Bipolar Junction Transistor (BJT)

Bipolar Junction Transistor (BJT)

A bipolar junction transistor (BJT) is a type of transistor in which both electrons and electron holes serve as charge carriers. In contrast, a unipolar transistor, such as a field-effect transistor (FET), employs only one type of charge carrier. It is a type of transistor made up of three semiconductor regions: the emitter, base, and collector.

A bipolar transistor uses a small current injected at one of its terminals to control a much greater current flowing between the terminals, allowing the device to be used for amplification or switching.

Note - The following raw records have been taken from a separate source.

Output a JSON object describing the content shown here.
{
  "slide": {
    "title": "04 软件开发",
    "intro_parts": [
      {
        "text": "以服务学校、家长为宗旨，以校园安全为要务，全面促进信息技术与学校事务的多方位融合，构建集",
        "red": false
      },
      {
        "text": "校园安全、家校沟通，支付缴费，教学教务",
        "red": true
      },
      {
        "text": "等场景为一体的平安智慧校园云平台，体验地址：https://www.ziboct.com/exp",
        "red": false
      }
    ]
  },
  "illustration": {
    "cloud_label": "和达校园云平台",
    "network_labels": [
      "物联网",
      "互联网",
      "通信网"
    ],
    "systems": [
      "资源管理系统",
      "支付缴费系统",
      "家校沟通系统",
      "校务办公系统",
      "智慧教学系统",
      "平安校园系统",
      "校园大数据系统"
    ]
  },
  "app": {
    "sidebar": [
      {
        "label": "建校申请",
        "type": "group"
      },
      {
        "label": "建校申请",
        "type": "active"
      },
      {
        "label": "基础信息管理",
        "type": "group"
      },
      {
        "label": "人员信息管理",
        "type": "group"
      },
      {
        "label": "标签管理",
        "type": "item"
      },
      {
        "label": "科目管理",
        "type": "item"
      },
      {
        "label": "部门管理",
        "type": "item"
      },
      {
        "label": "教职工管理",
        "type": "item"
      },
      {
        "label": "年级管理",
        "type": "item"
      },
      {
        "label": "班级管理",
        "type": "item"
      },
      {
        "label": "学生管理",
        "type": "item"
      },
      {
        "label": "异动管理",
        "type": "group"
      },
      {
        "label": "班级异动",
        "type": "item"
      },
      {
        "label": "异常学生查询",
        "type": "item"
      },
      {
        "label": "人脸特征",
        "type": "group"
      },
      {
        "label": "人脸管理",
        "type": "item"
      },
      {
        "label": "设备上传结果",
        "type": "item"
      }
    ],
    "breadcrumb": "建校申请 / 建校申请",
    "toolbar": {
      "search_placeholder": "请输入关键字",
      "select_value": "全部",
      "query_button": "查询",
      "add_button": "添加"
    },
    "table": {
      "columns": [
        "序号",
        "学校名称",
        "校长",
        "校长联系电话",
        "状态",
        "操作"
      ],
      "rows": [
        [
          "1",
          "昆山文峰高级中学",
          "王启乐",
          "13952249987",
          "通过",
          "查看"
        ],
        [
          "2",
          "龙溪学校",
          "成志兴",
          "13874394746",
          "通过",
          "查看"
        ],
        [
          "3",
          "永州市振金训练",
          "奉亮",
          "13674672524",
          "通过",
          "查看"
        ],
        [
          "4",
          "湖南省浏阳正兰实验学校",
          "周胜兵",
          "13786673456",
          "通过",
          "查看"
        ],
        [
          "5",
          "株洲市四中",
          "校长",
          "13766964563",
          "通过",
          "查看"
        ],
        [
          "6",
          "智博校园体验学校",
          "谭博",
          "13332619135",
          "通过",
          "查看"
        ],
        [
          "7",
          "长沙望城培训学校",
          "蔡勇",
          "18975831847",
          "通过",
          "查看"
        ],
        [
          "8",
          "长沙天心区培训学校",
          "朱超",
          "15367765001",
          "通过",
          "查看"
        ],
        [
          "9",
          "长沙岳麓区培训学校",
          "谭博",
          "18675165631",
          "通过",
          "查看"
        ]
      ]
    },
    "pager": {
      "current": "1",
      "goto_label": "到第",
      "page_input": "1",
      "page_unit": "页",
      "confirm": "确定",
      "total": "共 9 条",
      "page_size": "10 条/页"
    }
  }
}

BJTs are fundamental building blocks of electrical devices that are widely employed in amplification and switching applications.


BJTs can be classified into two types: NPN and PNP. The emitter in an NPN transistor is constructed of N-type semiconductor material, while the base is made of P-type material and the collector is composed of N-type material. Doping polarities are inverted in PNP transistors.

BJTs make use of two p-n junctions between two semiconductor kinds, n-type and p-type, which are areas within a single crystal. The junctions can be formed in a variety of ways, including adjusting the doping of the semiconductor material as it grows, depositing metal pellets to generate alloy junctions, or diffusing n-type and p-type doping chemicals into the crystal.


BJTs are distinguished by their three-terminal operation. Current flows between the emitter and collector terminals, which is regulated by the current or voltage provided to the base terminal. The amount of current flowing between the emitter and collector is usually significantly more than the current going into the base terminal, making the BJT an amplifying device.

The better predictability and performance of junction transistors quickly replaced the original point-contact transistor. Diffused transistors, along with other components, are part of integrated circuits that perform analog and digital tasks. Hundreds of bipolar junction transistors can be manufactured in a single circuit at a very low cost.


BJTs can be used in various applications including amplifiers, switches, oscillators, and voltage regulators. However, they have some drawbacks compared to other transistor types, such as MOSFETs, including higher power consumption and lower switching speeds. Nonetheless, they remain important components in many electronic circuits due to their simplicity and versatility.